Cumming, on the other hand, started his move during the first week of September 2008.

“Days after I resigned from the MFDA, the market began its collapse, and for 90 days I was frozen out of my clients’ accounts during the most tumultuous 90-day period recent investors and advisors had ever seen,” he says. He is grateful for the support provided by both his IIROC dealer, Dundee Securities Corporation, and his MFDA dealer, FundEX Investments, who worked directly with the small number of his clients who needed to withdraw funds or change their portfolios.

Looking back, Cumming says, “There were 90 days where I was studying like crazy, managing a business during the day, holding a lot of hands and scratching my bald head.” Even if you end up with timing as unfortunate as Cumming’s, Bourbonniere sees a silver lining in transitioning during a period of volatility. Thanks to the dealership change and various tax changes he needed to communicate to clients, he wound up meeting with investors much more frequently than usual leading up to the fall of 2008 and right through to the spring of 2009.

“Because we had so much face time with the clients, they felt that we were looking after them during the market downturn,” he observes. “I think it helped to control some of their anxiety.”

The rewards

In general, IIROC offers lower compensation rates than MFDA. So, to make the transition pay, advisors have to attract more assets under administration.

Abboud’s still in the process of transferring assets and says he already knows existing clients’ stocks and bonds, which he couldn’t manage as an MFDA advisor, will arrive in the coming months. In time, he expects to attract additional large-asset households to his practice.

“On the MFDA side, we were already getting nice-sized households – our average household is $350,000 – but the brokerage ones are typically larger,” he says. “It doesn’t mean the advice would be better or worse on either of the platforms. It’s a perception from clients.”

And, as advisors know, perception matters.

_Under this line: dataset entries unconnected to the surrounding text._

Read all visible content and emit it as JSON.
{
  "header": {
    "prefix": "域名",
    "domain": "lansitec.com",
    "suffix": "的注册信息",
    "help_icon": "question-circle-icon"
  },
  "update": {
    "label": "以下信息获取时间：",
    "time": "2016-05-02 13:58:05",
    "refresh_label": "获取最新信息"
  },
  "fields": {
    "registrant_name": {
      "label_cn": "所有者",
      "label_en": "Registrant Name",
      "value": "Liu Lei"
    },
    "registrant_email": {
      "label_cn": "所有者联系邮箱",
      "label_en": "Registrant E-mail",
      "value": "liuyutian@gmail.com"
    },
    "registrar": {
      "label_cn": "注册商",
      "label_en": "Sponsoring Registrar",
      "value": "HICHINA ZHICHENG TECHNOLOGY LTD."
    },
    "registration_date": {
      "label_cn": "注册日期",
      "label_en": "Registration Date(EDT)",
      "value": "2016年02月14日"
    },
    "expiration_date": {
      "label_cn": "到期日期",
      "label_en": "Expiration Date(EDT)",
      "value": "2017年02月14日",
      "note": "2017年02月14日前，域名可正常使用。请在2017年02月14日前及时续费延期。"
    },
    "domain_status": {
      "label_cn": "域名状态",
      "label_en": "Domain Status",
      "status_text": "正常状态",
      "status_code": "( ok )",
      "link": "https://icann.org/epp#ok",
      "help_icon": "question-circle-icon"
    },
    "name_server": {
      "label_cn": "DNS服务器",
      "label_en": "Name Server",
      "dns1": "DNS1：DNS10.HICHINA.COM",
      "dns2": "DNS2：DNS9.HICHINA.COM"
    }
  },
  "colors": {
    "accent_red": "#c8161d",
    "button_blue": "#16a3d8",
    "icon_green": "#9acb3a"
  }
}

Four years after he moved to IIROC, Proteau says with confidence, “I have clients today that I wouldn’t have been able to get as new clients without the full IIROC licensing; and I would say the number 1 reason is as clients become more affluent they’re just not satisfied with strictly a mutual-fund-only solution.”

While mutual funds remain a big part of Proteau’s business, being able to fine-tune a portfolio with a variety of securities has been invaluable. And so has the credibility that comes with presenting himself as a fully qualified securities advisor.

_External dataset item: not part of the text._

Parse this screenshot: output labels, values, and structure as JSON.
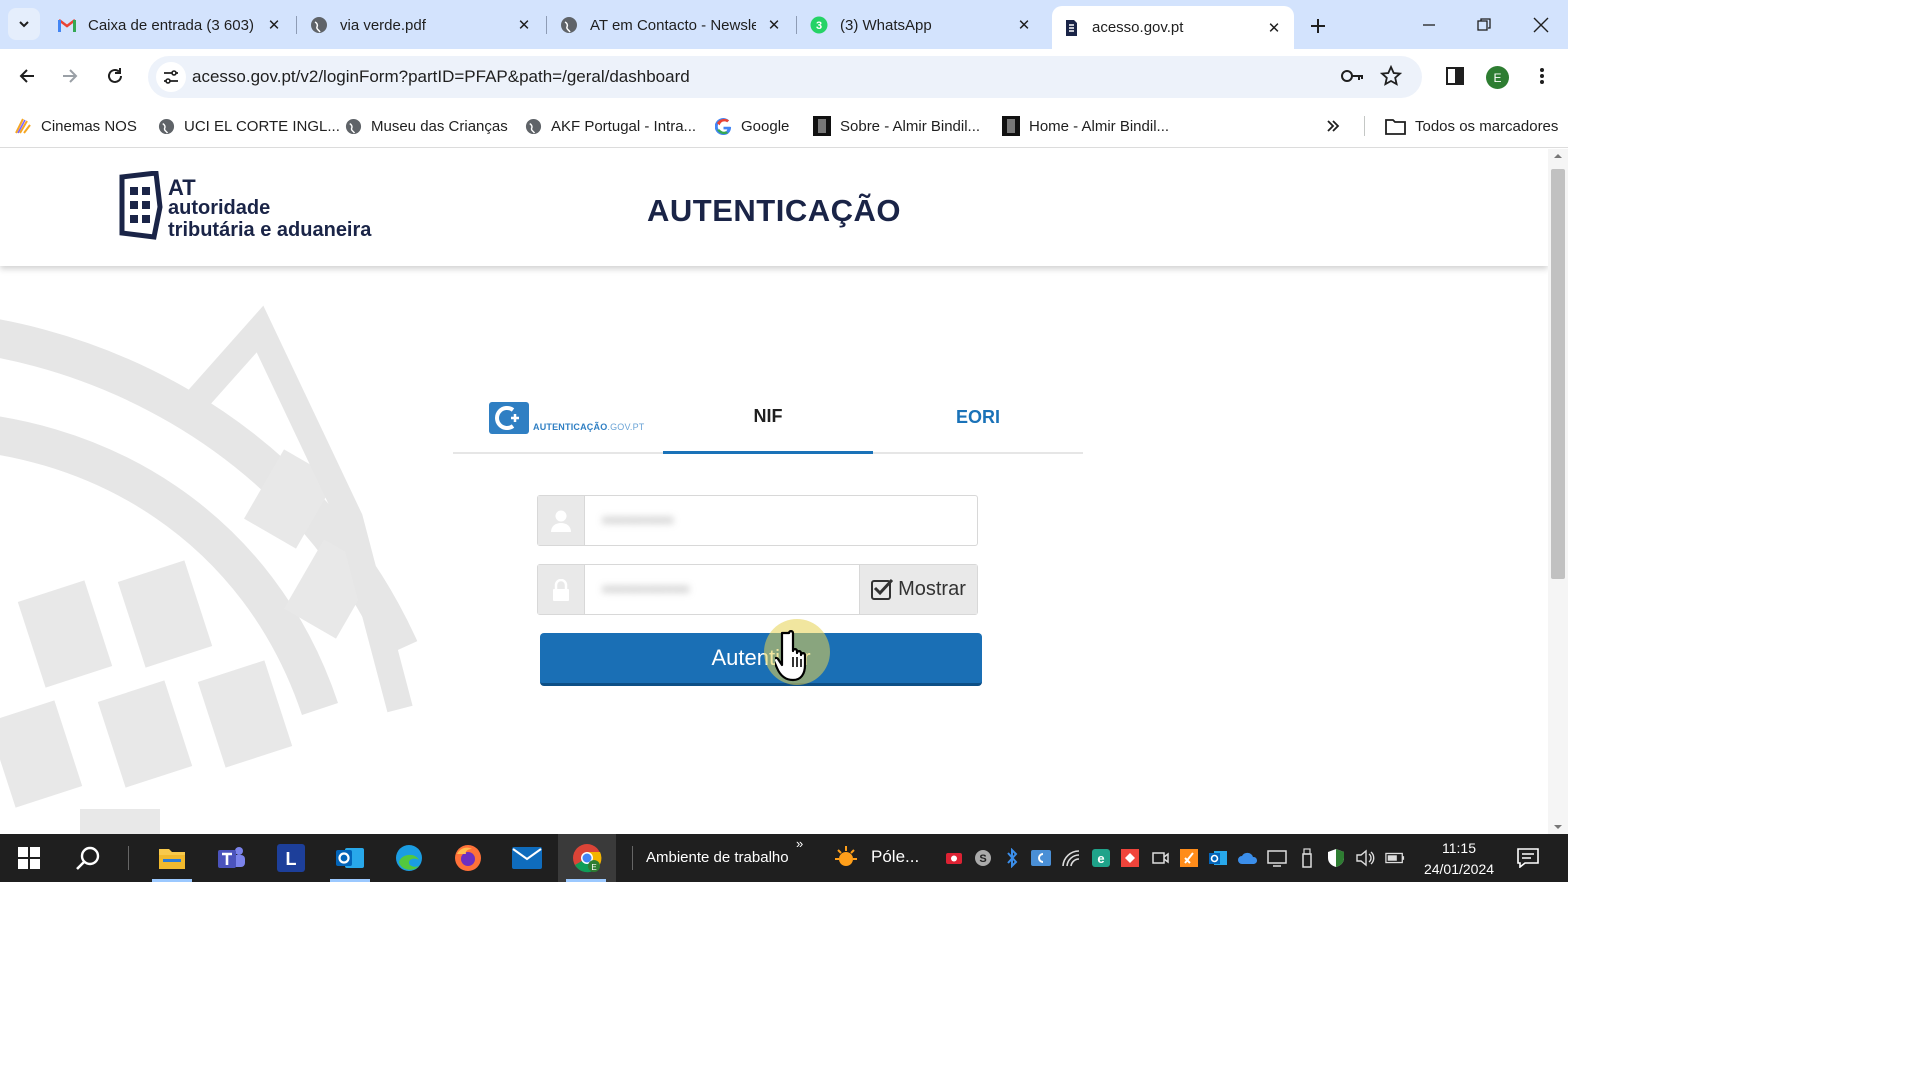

“Our assets under administration have increased dramatically,” agrees Cumming, who’s been an IIROC advisor for fewer than two years. “Because I’m able to sell so many new products, I have new revenue sources and I’ve got different types of clients that I can go after,” he says. “Even when the markets have been so poor, our growth has been excellent.”

For Bourbonniere, who transitioned about six months before Cumming, “It’s like we’ve taken training wheels off. We still believe in managed money. We still believe in letting other people make the security selection. We’d rather deal with the other issues of an individual’s financial plan. So we haven’t changed radically, but it’s just comforting to know that no matter who comes in the door as a prospective client, and whatever they have in their portfolios, we’ll be able to deal with those assets. That’s the biggest win for us.”

Still unconvinced? Proteau offers some words of warning to MFDA advisors who are interested in pursuing high net-worth-clients.

“If you’re in a competitive situation – and if you’re dealing with a $750,000 portfolio, you will be in a competitive situation – that client is going to get proposals that include ETFs and perhaps some individual securities from your competitor,” he says. “If you come with a mutual-fund-only solution and the client shows your recommendations to your competitor, that’s the first thing they’re going to pick on. They’ll say, ‘Why restrict your universe of choice to just mutual funds?'”

Staying with MFDA, he suggests, means you’d better have a very compelling answer to that question.

Alison MacAlpine